in
BMC Genomics
volume
18
issue
1
publisher
BMC Genomics
external identifiers
  • scopus:85028808388
  • wos:000409208200002
ISSN
1471-2164
DOI
10.1186/s12864-017-4097-4
language
English
LU publication?
yes
id
daff1333-f078-4716-bcb5-92ce36f25131
date added to LUP
2017-11-28 14:11:17
date last changed
2018-01-16 13:26:47
@article{daff1333-f078-4716-bcb5-92ce36f25131,
  abstract     = {<p>Background: Neutrophils are traditionally considered transcriptionally inactive. Compared to other immune cells, little is known about their transcriptional profile during interaction with pathogens. Methods: We analyzed the meta-transcriptome of the neutrophil-Candida albicans interplay and the transcriptome of C. albicans challenged with neutrophil extracellular traps (NETs) by RNA-Seq, considering yeast and hypha individually in each approach. Results: The neutrophil response to C. albicans yeast and hyphae was dominated by a morphotype-independent core response. However, 11% of all differentially expressed genes were regulated in a specific manner when neutrophils encountered the hyphal form of C. albicans. While involving genes for transcriptional regulators, receptors, and cytokines, the neutrophil core response lacked typical antimicrobial effectors genes. Genes of the NOD-like receptor pathway, including NLRP3, were enriched. Neutrophil- and NET-provoked responses in C. albicans differed. At the same time, the Candida transcriptome upon neutrophil encounter and upon NET challenge included genes from various metabolic processes and indicate a mutual role of the regulators Tup1p, Efg1p, Hap43p, and Cap1p. Upon challenge with neutrophils and NETs, the overall Candida response was partially morphotype-specific. Yet again, actual oppositional regulation in yeasts and hyphae was only detected for the arginine metabolism in neutrophil-infecting C. albicans. Conclusions: Taken together, our study provides a comprehensive and quantitative transcript profile of the neutrophil-C. albicans interaction. By considering the two major appearances of both, neutrophils and C. albicans, our study reveals yet undescribed insights into this medically relevant encounter. Hence, our findings will facilitate future research and potentially inspire novel therapy developments.</p>},

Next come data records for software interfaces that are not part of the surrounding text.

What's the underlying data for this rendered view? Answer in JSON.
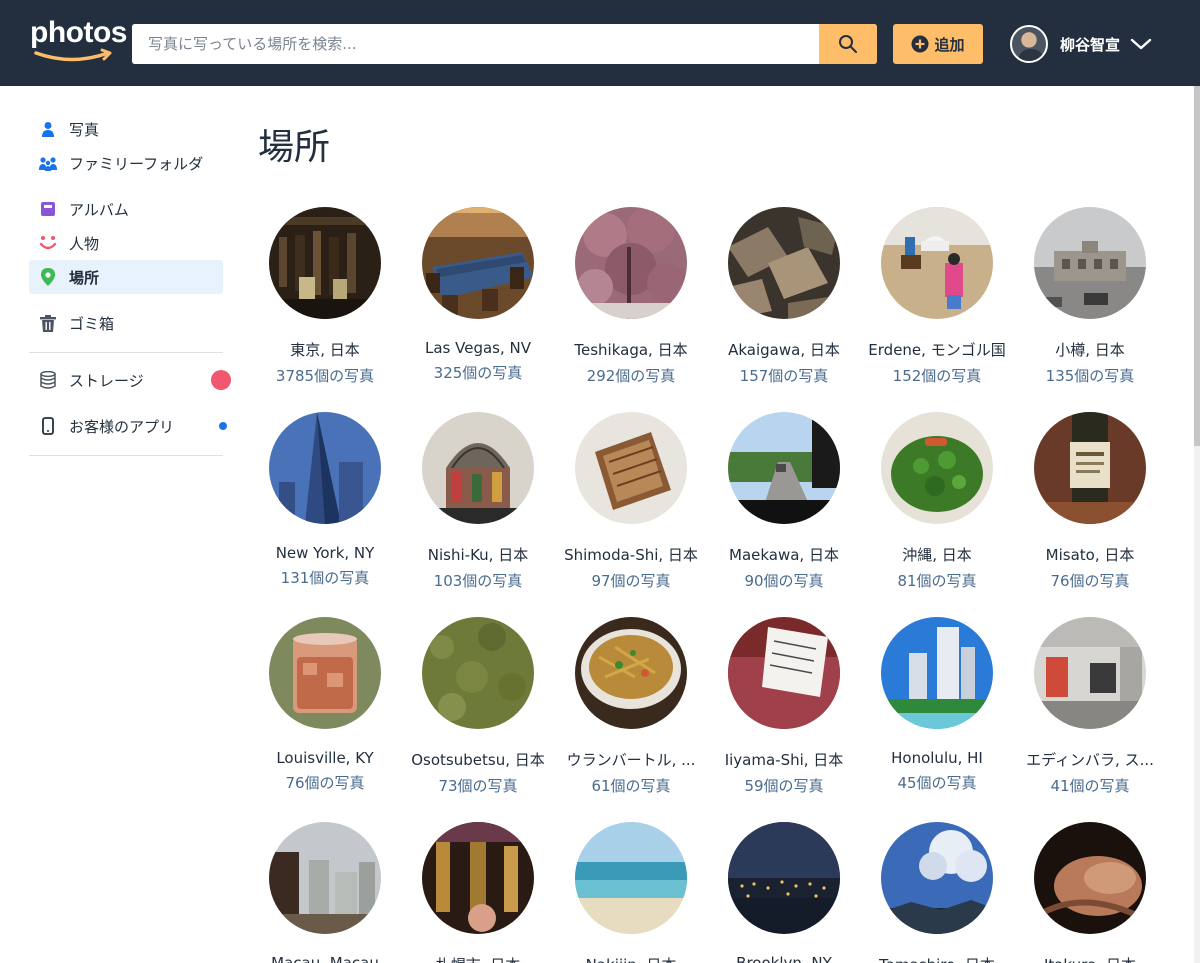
{
  "header": {
    "logo_text": "photos",
    "search_placeholder": "写真に写っている場所を検索...",
    "add_label": "追加",
    "user_name": "柳谷智宣"
  },
  "sidebar": {
    "items": [
      {
        "label": "写真",
        "icon": "person-icon"
      },
      {
        "label": "ファミリーフォルダ",
        "icon": "family-icon"
      },
      {
        "label": "アルバム",
        "icon": "album-icon"
      },
      {
        "label": "人物",
        "icon": "smile-icon"
      },
      {
        "label": "場所",
        "icon": "location-pin-icon"
      },
      {
        "label": "ゴミ箱",
        "icon": "trash-icon"
      },
      {
        "label": "ストレージ",
        "icon": "storage-icon"
      },
      {
        "label": "お客様のアプリ",
        "icon": "phone-icon"
      }
    ]
  },
  "main": {
    "title": "場所",
    "places": [
      {
        "name": "東京, 日本",
        "count": "3785個の写真"
      },
      {
        "name": "Las Vegas, NV",
        "count": "325個の写真"
      },
      {
        "name": "Teshikaga, 日本",
        "count": "292個の写真"
      },
      {
        "name": "Akaigawa, 日本",
        "count": "157個の写真"
      },
      {
        "name": "Erdene, モンゴル国",
        "count": "152個の写真"
      },
      {
        "name": "小樽, 日本",
        "count": "135個の写真"
      },
      {
        "name": "New York, NY",
        "count": "131個の写真"
      },
      {
        "name": "Nishi-Ku, 日本",
        "count": "103個の写真"
      },
      {
        "name": "Shimoda-Shi, 日本",
        "count": "97個の写真"
      },
      {
        "name": "Maekawa, 日本",
        "count": "90個の写真"
      },
      {
        "name": "沖縄, 日本",
        "count": "81個の写真"
      },
      {
        "name": "Misato, 日本",
        "count": "76個の写真"
      },
      {
        "name": "Louisville, KY",
        "count": "76個の写真"
      },
      {
        "name": "Osotsubetsu, 日本",
        "count": "73個の写真"
      },
      {
        "name": "ウランバートル, ...",
        "count": "61個の写真"
      },
      {
        "name": "Iiyama-Shi, 日本",
        "count": "59個の写真"
      },
      {
        "name": "Honolulu, HI",
        "count": "45個の写真"
      },
      {
        "name": "エディンバラ, ス...",
        "count": "41個の写真"
      },
      {
        "name": "Macau, Macau",
        "count": ""
      },
      {
        "name": "札幌市, 日本",
        "count": ""
      },
      {
        "name": "Nakijin, 日本",
        "count": ""
      },
      {
        "name": "Brooklyn, NY",
        "count": ""
      },
      {
        "name": "Tamashiro, 日本",
        "count": ""
      },
      {
        "name": "Itakura, 日本",
        "count": ""
      }
    ]
  },
  "colors": {
    "header_bg": "#232f3e",
    "accent": "#febd69",
    "active_bg": "#e8f2fd",
    "count_text": "#4a6b8f",
    "storage_badge": "#f0586f",
    "app_badge": "#1a73e8"
  }
}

  articleno    = {696},
  author       = {Niemiec, Maria J. and Grumaz, Christian and Ermert, David and Desel, Christiane and Shankar, Madhu and Lopes, José Pedro and Mills, Ian G. and Stevens, Philip and Sohn, Kai and Urban, Constantin F.},
  issn         = {1471-2164},
  keyword      = {Candida,Dual transcriptome,Extracellular traps,Morphotype,Neutrophils,NOD-like receptor pathway,Nutritional immunity},
  language     = {eng},
  month        = {09},
  number       = {1},
  publisher    = {BMC Genomics},
  series       = {BMC Genomics},
  title        = {Dual transcriptome of the immediate neutrophil and Candida albicans interplay},
  url          = {http://dx.doi.org/10.1186/s12864-017-4097-4},
  volume       = {18},
  year         = {2017},
}